Why political parties could soon lose EALA roles

Eala MPs Suleiman Shabal, Kanini Kega, Winnie Odinga and Kennedy Musyoka.

Azimio la Umoja newly elected Eala MPs Suleiman Shabal, Kanini Kega, Winnie Odinga and Kennedy Musyoka.

Photo credit: Pool

Political parties could soon be edged out in the submission of lists of their preferred candidates to be elected to the East African Legislative Assembly (EALA).

A report by the parliamentary select committee recently formed to oversee the election of Kenya’s representatives to the Arusha-based assembly, has called for amendments to the EALA rules and procedures to give it enhanced roles in the election of members.

The committee wants its role to include inviting applications, vetting applicants, and presenting the final list of candidates to Parliament for voting and list of winners to EALA.

“The Election of Members of the Assembly, 2017, should be amended to enhance the role of the joint select committee, commencing with the invitation of applications to the submission of names to the East African Legislative Assembly,” reads the report.

Currently, the committee’s major functions include suggesting appropriate timelines for purposes of notifications, nominations and election of EALA, considering nominees, overseeing the election and reporting to both Houses of Parliament within stipulated timelines.

Upon election, winners are commissioned by the President before leaving for Arusha to start their sessions. Article 50 of the EALA treaty requires that representatives to the assembly are a face of various political parties represented in Parliament, various shades of opinion, gender and other special interest groups in the partner states.

In the election held in Kenya last November, Kenya Kwanza coalition, led by President William Ruto, bagged five slots, while Azimio la Umoja coalition party got four—totalling nine for Kenya.

Those elected included Kennedy Kalonzo, Winnie Odinga, Hassan Omar, David Sankok, Zipporah Kering and Falhadha Dekow. The others were Kieni MP Kanini Kega, Suleiman Shahbal and Godfrey Mwangi Maina.

The committee has also called for a review of the campaign method by nominees seeking to represent Kenya in EALA. It says the current campaign method favours former MPs and those familiar with the precincts of Parliament to the disadvantage of other qualified candidates.

Rule 14 of the EALA Elections, 2017, provides for campaigns by nominees who approach and seek the support of other MPs who hold the ultimate vote in the floor of the House. This rule gives former MPs undue advantage over other candidates who may not be well known within the corridors of Parliament but have requisite skills to represent Kenya in the regional assembly.

Due to this reason, the committee, which was co-chaired by Makueni senator Dan Maanzo and Kipipiri MP Wanjiku Muhia in the recent election of Kenya’s representatives, seeks to provide a level playing ground.

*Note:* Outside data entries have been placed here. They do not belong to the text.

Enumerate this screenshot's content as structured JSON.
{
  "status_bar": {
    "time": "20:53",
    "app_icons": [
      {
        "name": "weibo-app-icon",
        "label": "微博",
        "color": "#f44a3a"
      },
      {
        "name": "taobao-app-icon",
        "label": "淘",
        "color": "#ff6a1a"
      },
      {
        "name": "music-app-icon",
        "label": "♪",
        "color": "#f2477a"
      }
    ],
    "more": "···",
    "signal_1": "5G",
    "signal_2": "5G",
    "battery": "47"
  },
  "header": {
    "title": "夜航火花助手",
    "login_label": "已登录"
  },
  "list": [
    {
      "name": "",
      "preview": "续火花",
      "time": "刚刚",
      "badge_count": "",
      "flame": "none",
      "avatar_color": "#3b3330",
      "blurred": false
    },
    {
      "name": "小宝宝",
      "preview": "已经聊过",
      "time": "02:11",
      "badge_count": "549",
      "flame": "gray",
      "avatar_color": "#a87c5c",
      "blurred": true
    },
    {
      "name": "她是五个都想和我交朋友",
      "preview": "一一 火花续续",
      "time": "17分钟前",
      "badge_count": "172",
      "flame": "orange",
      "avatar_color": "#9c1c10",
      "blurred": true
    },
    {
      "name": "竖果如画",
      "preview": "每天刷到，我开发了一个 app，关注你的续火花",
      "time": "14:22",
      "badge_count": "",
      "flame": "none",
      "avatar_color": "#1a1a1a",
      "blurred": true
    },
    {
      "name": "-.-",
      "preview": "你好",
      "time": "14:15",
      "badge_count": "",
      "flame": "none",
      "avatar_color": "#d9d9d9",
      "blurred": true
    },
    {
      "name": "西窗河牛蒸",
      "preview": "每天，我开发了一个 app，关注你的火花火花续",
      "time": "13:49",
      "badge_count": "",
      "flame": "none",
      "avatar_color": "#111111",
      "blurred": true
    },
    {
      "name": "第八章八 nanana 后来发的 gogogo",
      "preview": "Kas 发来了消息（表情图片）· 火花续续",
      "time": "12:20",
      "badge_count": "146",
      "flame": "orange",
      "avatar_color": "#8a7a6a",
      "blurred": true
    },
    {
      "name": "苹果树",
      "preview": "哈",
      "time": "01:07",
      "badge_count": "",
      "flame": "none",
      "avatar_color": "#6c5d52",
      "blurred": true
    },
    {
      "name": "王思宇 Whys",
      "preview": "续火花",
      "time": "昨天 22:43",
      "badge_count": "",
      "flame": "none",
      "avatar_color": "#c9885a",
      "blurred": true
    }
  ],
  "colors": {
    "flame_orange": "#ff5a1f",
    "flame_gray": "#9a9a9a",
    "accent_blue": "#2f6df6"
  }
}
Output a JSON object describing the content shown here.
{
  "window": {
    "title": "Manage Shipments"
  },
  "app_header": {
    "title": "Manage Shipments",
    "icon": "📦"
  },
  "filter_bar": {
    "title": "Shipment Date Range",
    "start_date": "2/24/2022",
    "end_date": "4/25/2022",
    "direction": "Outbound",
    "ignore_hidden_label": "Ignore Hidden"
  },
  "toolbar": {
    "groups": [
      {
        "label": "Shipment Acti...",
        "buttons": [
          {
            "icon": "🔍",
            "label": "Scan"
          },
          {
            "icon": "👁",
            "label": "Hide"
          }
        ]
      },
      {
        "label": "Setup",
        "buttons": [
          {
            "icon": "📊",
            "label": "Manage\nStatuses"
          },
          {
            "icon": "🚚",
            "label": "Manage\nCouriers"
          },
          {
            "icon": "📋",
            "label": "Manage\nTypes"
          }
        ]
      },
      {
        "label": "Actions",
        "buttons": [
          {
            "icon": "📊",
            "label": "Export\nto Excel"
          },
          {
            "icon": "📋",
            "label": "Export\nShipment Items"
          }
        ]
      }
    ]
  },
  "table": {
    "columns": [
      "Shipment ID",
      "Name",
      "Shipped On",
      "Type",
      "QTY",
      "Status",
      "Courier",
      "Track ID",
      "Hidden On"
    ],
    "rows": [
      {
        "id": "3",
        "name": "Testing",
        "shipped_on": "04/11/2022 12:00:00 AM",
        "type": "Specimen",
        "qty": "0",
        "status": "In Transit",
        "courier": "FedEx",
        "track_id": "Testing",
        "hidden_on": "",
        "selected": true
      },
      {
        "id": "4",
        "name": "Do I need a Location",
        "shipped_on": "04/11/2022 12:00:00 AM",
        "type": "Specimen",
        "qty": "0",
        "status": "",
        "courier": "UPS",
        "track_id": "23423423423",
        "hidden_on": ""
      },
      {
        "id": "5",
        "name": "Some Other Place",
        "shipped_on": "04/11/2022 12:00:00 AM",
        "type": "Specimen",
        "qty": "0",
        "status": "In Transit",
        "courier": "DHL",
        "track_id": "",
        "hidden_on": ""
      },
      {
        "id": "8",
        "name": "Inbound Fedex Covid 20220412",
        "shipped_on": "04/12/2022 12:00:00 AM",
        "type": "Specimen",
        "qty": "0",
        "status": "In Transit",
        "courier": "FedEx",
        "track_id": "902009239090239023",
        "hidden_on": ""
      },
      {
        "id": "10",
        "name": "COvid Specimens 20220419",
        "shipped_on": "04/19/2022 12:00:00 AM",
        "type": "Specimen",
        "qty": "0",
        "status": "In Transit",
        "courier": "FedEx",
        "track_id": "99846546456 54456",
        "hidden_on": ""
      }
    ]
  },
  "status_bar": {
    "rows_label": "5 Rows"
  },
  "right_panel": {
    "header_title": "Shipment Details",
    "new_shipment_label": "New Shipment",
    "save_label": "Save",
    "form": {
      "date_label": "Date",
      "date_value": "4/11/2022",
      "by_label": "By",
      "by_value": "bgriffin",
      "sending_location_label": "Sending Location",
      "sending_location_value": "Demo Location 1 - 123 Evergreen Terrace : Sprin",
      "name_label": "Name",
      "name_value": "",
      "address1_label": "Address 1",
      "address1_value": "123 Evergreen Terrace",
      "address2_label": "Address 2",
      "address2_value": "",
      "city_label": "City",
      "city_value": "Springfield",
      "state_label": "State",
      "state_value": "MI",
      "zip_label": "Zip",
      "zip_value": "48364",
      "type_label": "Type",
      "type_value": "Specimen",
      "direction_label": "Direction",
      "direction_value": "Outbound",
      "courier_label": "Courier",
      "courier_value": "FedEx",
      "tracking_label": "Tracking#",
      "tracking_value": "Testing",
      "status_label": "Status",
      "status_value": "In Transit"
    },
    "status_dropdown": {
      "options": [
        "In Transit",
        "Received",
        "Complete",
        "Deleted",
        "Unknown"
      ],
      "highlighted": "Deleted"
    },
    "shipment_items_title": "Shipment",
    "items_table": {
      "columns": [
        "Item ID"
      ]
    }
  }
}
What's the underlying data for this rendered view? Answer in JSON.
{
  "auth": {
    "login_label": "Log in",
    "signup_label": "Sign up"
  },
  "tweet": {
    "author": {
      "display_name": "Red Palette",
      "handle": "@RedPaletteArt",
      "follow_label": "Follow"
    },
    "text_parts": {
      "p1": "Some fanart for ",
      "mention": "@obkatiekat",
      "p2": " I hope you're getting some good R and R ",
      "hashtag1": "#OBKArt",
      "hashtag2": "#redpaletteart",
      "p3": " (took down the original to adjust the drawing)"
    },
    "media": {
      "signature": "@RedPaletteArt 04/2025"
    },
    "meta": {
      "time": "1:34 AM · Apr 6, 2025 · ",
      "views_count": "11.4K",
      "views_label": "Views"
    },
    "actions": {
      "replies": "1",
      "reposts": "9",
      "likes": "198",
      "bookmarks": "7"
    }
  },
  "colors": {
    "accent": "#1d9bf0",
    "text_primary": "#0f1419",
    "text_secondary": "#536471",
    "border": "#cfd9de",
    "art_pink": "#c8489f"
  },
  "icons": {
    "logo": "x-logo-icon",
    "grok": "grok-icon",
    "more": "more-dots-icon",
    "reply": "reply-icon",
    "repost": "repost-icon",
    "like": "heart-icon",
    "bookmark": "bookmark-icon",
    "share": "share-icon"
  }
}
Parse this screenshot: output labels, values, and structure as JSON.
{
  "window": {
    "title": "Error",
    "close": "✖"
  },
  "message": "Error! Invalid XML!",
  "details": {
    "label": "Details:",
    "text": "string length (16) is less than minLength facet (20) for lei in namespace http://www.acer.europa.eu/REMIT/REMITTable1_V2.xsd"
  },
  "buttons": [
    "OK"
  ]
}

“Rule 14 on the campaigns be amended to include a framework that ensures all nominees, whether they are former Members of Parliament or not, have an equal opportunity to campaign,” it recommends, without specifics on how campaigns should be conducted.